Whenever the word "post" appears in a line of the data below, copy that line.

*** Opening Data extract ***

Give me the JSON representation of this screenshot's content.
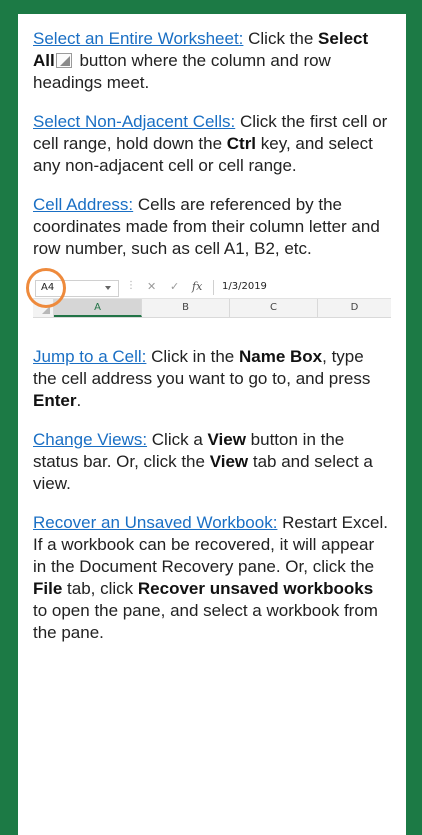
{
  "tips": [
    {
      "heading": "Select an Entire Worksheet:",
      "pre": " Click the ",
      "bold1": "Select All",
      "mid": " button where the column and row headings meet."
    },
    {
      "heading": "Select Non-Adjacent Cells:",
      "pre": " Click the first cell or cell range, hold down the ",
      "bold1": "Ctrl",
      "post": " key, and select any non-adjacent cell or cell range."
    },
    {
      "heading": "Cell Address:",
      "text": " Cells are referenced by the coordinates made from their column letter and row number, such as cell A1, B2, etc."
    },
    {
      "heading": "Jump to a Cell:",
      "pre": " Click in the ",
      "bold1": "Name Box",
      "mid": ", type the cell address you want to go to, and press ",
      "bold2": "Enter",
      "post": "."
    },
    {
      "heading": "Change Views:",
      "pre": " Click a ",
      "bold1": "View",
      "mid": " button in the status bar. Or, click the ",
      "bold2": "View",
      "post": " tab and select a view."
    },
    {
      "heading": "Recover an Unsaved Workbook:",
      "pre": " Restart Excel. If a workbook can be recovered, it will appear in the Document Recovery pane. Or, click the ",
      "bold1": "File",
      "mid": " tab, click ",
      "bold2": "Recover unsaved workbooks",
      "post": " to open the pane, and select a workbook from the pane."
    }
  ],
  "excel": {
    "name_box": "A4",
    "formula_value": "1/3/2019",
    "fx_label": "fx",
    "columns": [
      "A",
      "B",
      "C",
      "D"
    ]
  },
  "colors": {
    "border_green": "#1c7a45",
    "heading_blue": "#1a6fc4",
    "highlight_orange": "#ee8a3c"
  }
}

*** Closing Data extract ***

Solution to this exercise:
      "post": " key, and select any non-adjacent cell or cell range."
      "post": "."
      "post": " tab and select a view."
      "post": " to open the pane, and select a workbook from the pane."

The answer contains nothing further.